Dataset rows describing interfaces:

==================================================

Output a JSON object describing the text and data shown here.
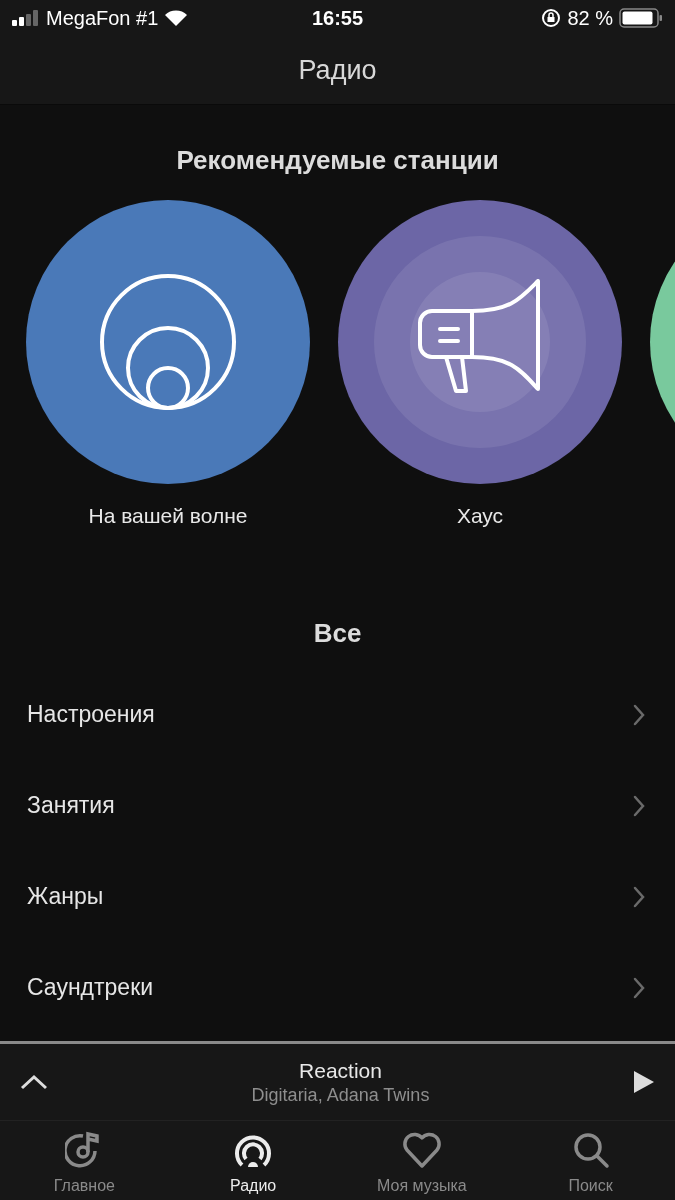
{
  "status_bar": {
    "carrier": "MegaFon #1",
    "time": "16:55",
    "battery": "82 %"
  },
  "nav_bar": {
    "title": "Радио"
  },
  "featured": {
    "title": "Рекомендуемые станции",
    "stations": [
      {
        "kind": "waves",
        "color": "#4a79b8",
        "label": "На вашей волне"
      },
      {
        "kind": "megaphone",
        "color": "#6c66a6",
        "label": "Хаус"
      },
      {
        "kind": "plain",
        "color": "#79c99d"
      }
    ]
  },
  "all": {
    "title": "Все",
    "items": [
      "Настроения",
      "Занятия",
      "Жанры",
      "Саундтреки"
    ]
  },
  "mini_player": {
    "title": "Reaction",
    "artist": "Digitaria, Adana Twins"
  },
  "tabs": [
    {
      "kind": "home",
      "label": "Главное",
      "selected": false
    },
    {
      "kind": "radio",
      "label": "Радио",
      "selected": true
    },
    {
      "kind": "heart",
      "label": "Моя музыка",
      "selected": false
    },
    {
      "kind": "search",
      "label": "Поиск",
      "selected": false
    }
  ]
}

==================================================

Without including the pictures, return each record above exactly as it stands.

Output a JSON object describing the text and data shown here.
{
  "status_bar": {
    "carrier": "MegaFon #1",
    "time": "16:55",
    "battery": "82 %"
  },
  "nav_bar": {
    "title": "Радио"
  },
  "featured": {
    "title": "Рекомендуемые станции",
    "stations": [
      {
        "kind": "waves",
        "color": "#4a79b8",
        "label": "На вашей волне"
      },
      {
        "kind": "megaphone",
        "color": "#6c66a6",
        "label": "Хаус"
      },
      {
        "kind": "plain",
        "color": "#79c99d"
      }
    ]
  },
  "all": {
    "title": "Все",
    "items": [
      "Настроения",
      "Занятия",
      "Жанры",
      "Саундтреки"
    ]
  },
  "mini_player": {
    "title": "Reaction",
    "artist": "Digitaria, Adana Twins"
  },
  "tabs": [
    {
      "kind": "home",
      "label": "Главное",
      "selected": false
    },
    {
      "kind": "radio",
      "label": "Радио",
      "selected": true
    },
    {
      "kind": "heart",
      "label": "Моя музыка",
      "selected": false
    },
    {
      "kind": "search",
      "label": "Поиск",
      "selected": false
    }
  ]
}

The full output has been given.